About 20 companies around the world are genetically altering plants to grow pharmaceuticals, the NYT reports. "Biopharming" might produce a cheaper way of producing key proteins that are now cooked up in--exquisite image--"genetically modified mammalian cells grown in vats." A sidebar appears with the jump: Almost all volunteers in a Baltimore experiment showed some immunity to a digestive track virus by eating potatoes modified to grow a viral protein. Unseen benefit: Next-generation vegetables might remove that lingering ambiguity for those who can never remember whether carrots really are good for your eyes or if that was just parental inducement to eat them.

Yale economist Robert Shiller, author of Irrational Exuberance, says in the Post's "Outlook" section that the stock market's current speculative bubble will fizzle rather than burst.
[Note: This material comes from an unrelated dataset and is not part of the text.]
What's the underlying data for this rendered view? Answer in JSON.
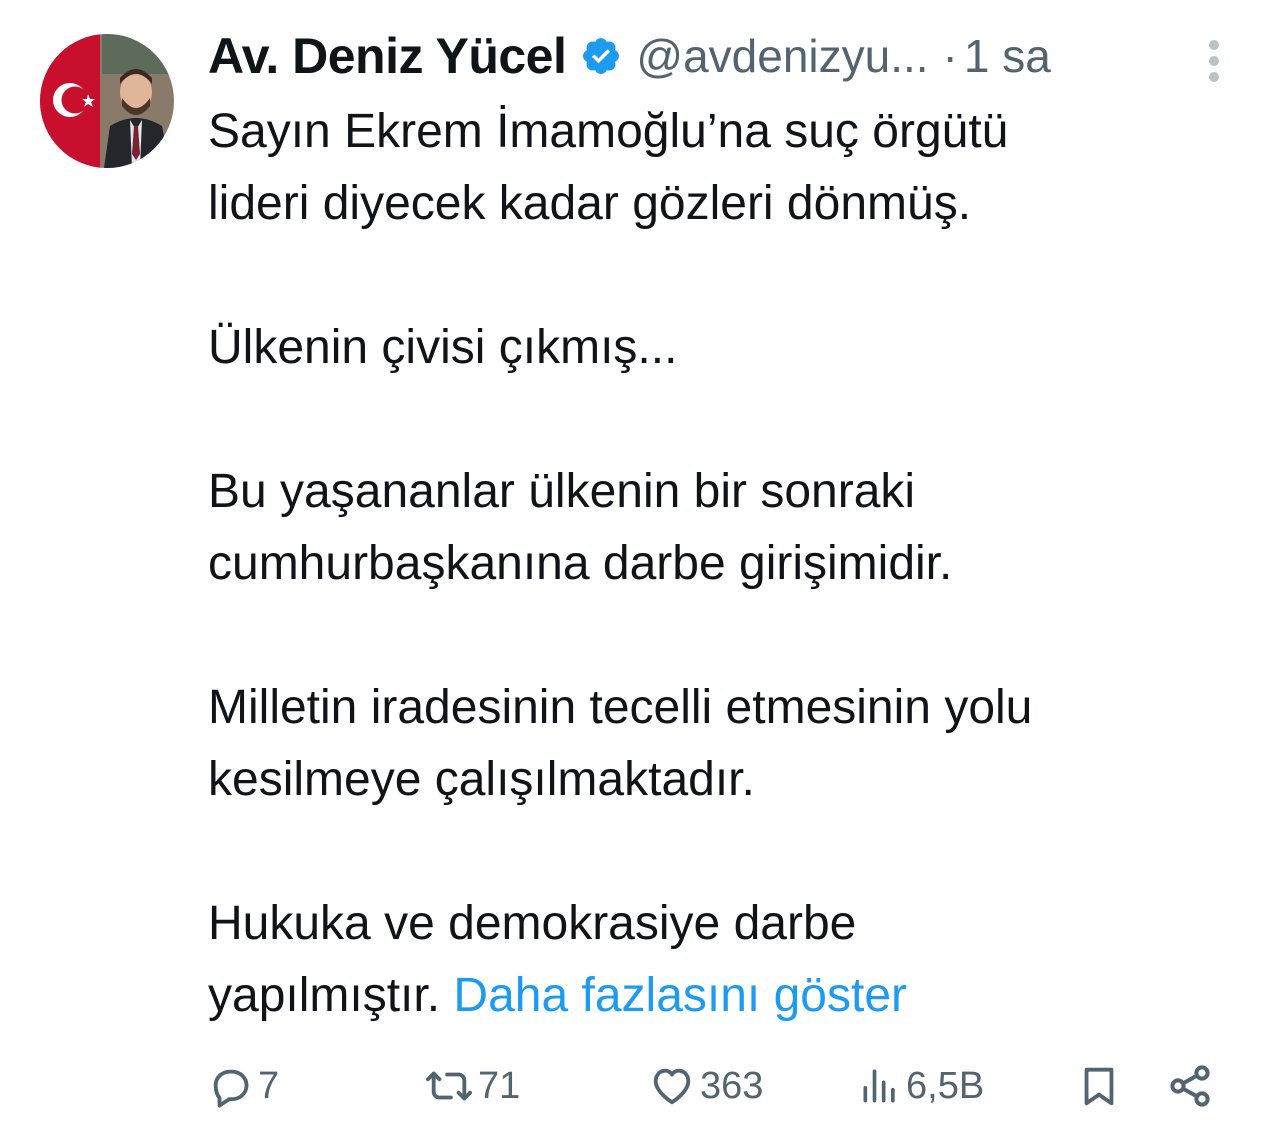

He reminds readers that the Wall Street crash of Oct. 28-29, 1929, had been practically erased by mid-April 1930; however, between Sept. 7, 1929 and June 1, 1932--a period in which the Standard & Poor's Composite had fallen 86 percent--Wall Street had seen 365 up days and 431 down days.

No news about the 21 people held hostage by insurgents from the southern Philippines, but the LAT delivers an update on the nation's 29-year-old civil war, which has killed 120,000 people. Although peace talks broke down two weeks ago, both the government and rebels have concluded that the only solution is political, not military. Which is not to say that fighting will cease. Rebels say that the government has repeatedly promised and failed to develop the predominantly Muslim Mindanao region. Critics of the rebels say their belligerence frightens potential investors.

With Pope John Paul II in attendance, the Vatican secretary of state revealed the long-fabled "third secret of Fátima" before 600,000 people in Fátima, Portugal, according to LAT and NYT front-pagers. On that site in 1917, three children are believed to have seen the Virgin Mary, who is believed to have revealed three prophesies. The last, a secret until yesterday, warned that a "bishop clothed in white" would be shot. Vatican officials believe that the 1981 assassination attempt on the pope, which occurred on the anniversary of the Fátima apparition, fulfilled the prophesy.

The NYTMagazine runs a six-page profile of Elie Samaha, producer of the spectacularly panned John Travolta sci-fi flick, Battlefield Earth. The article assumes a chummy neutrality toward its subject, lightly skeptical, which would be completely unremarkable had it not appeared immediately after spontaneous critical consensus this week that the $90 million movie makes Waterworld look like Gone With the Wind. Read this, this, and this, and then try to read this statement without biting your knuckles: " 'This movie is so strong,' Samaha says. He is reminded that he hasn't seen the finished version. 'I know,' he says, tapping his forehead. 'It's going to be great.' " The piece ends with a subtle nod toward the movie's uncertain future, but the judgment is already in: The publicity machine did its job, but Samaha & Co. fumbled.